Repetition- and lots of it! 

Do you hear your toddler repeating the same phrase over and over? Some of that could  be tied to #4- the emotional connection! And more specifically, they’re looking to connect with the feelings of familiarity and comfort. You’ll notice lots of repetitive  actions and demands coming from your toddler- watching the same films, wanting to sing the same songs, or wanting to hear the same bedtime stories.

Also, in the same  sense that you get a sense of pride when you do something well, your toddler enjoys  being able to say things well. They get the same feelings of pride when they use  repetition to learn what/how to say things! A couple riffs on the repetition you can use  to cultivate some new skills are alliteration and rhyming. Try these when your toddler is chattering, not attempting to ask you a question or achieve a result.

When they are  running around in the backyard saying “Outside” say “outside, offside, down slide, pounce ride, found tide”- things that don’t necessarily make sense but are alliterative/ rhyming. This flexes some big neural creative muscles and sometimes are conversation starters. It also encourages your child to grow their vocabulary in a really fun way that transcends boundaries.

There are plenty of years to learn how to construct proper sentences; for now, the sounds and identification of items or association with different actions is far more relevant, so have fun! 

Social Keys to the Communication Kingdom 

This is a big one for toddlers! Throughout infancy, a child will be almost nonstop observing. As they move into toddlerhood where their brains begin an expansion explosion, they start to implement what they’ve learned based on social context. This is why their environment(s) and primary caretaker(s) play the most vital role in development- toddlerhood is the time where children express and mirror back with uncanny ability what they have observed for roughly two years prior.

This doesn’t mean that their patterns are set in stone; far from it! It means that you have the chance to see exactly what’s going on in your own communication patterns and it gives you a few years to “troubleshoot”. More importantly, you can support your toddler. Knowing that they are likely to mirror back to you what they see from you, you can talk more (or less!), change the content of what you talk about to things you’d like to hear them say, and adjust your responses to situations (one of our favorites is adjusting areas where you would usually be frustrated into something silly/playful; this can be achieved without too much effort by picturing how you would like your toddler to respond and choosing that exact response in yourself). It won’t take much time at all for them to catch on; it’s basically a game. 

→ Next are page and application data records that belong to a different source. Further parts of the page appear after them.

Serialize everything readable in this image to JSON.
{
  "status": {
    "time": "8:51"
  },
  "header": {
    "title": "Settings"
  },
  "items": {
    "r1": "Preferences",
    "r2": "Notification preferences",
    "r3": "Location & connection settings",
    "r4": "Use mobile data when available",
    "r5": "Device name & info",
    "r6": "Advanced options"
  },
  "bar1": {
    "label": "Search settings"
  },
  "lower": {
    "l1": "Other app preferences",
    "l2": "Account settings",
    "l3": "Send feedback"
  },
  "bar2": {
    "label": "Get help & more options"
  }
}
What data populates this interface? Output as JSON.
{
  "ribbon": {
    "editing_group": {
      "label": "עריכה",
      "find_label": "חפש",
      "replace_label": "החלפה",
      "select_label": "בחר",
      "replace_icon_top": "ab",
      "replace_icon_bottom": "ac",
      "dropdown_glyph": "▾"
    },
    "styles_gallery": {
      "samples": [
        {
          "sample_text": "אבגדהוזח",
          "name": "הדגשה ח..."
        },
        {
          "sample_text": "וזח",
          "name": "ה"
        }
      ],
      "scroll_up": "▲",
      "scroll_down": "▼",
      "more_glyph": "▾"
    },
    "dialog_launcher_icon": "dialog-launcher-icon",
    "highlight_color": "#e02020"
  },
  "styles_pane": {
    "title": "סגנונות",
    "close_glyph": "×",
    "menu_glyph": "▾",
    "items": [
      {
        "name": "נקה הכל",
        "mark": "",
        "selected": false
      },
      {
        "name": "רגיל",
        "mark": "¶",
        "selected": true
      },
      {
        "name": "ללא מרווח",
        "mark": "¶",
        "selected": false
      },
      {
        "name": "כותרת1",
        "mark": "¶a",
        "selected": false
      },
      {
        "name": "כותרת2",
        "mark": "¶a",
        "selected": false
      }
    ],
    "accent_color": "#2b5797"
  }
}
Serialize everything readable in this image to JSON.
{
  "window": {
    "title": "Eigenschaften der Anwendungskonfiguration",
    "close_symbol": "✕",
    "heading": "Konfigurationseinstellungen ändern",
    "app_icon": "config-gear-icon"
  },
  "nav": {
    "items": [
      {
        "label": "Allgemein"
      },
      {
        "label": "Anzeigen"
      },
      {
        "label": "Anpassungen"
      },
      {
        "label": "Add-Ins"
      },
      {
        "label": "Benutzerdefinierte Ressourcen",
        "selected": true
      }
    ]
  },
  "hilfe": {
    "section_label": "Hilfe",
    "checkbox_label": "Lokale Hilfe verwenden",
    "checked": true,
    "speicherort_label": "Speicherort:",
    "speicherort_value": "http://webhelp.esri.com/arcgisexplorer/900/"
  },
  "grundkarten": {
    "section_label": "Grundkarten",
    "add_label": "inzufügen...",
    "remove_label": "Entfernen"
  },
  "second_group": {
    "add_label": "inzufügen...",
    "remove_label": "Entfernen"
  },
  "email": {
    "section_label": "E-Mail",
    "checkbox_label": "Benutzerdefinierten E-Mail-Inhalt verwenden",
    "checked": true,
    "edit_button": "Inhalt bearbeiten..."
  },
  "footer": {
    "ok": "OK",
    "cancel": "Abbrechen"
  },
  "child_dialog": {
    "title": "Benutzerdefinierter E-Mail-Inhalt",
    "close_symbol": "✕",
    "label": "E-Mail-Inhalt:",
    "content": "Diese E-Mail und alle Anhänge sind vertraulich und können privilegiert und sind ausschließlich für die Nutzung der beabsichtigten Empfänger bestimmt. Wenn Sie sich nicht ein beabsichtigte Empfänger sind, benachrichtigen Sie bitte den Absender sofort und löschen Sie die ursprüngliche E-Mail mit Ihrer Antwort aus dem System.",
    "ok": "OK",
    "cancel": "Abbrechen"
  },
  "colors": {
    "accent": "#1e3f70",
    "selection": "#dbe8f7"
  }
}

The long and the short of having a toddler is that they grow at different rates and learn at different times. It is always best practice to talk to your child’s pediatrician and any specialists, as well as other parents, as you go. You may be surprised to find out the wide range of what is considered normal, and the more you can have fun with learning, the quicker time passes and each milestone flies by, just like they did when your toddler was an infant.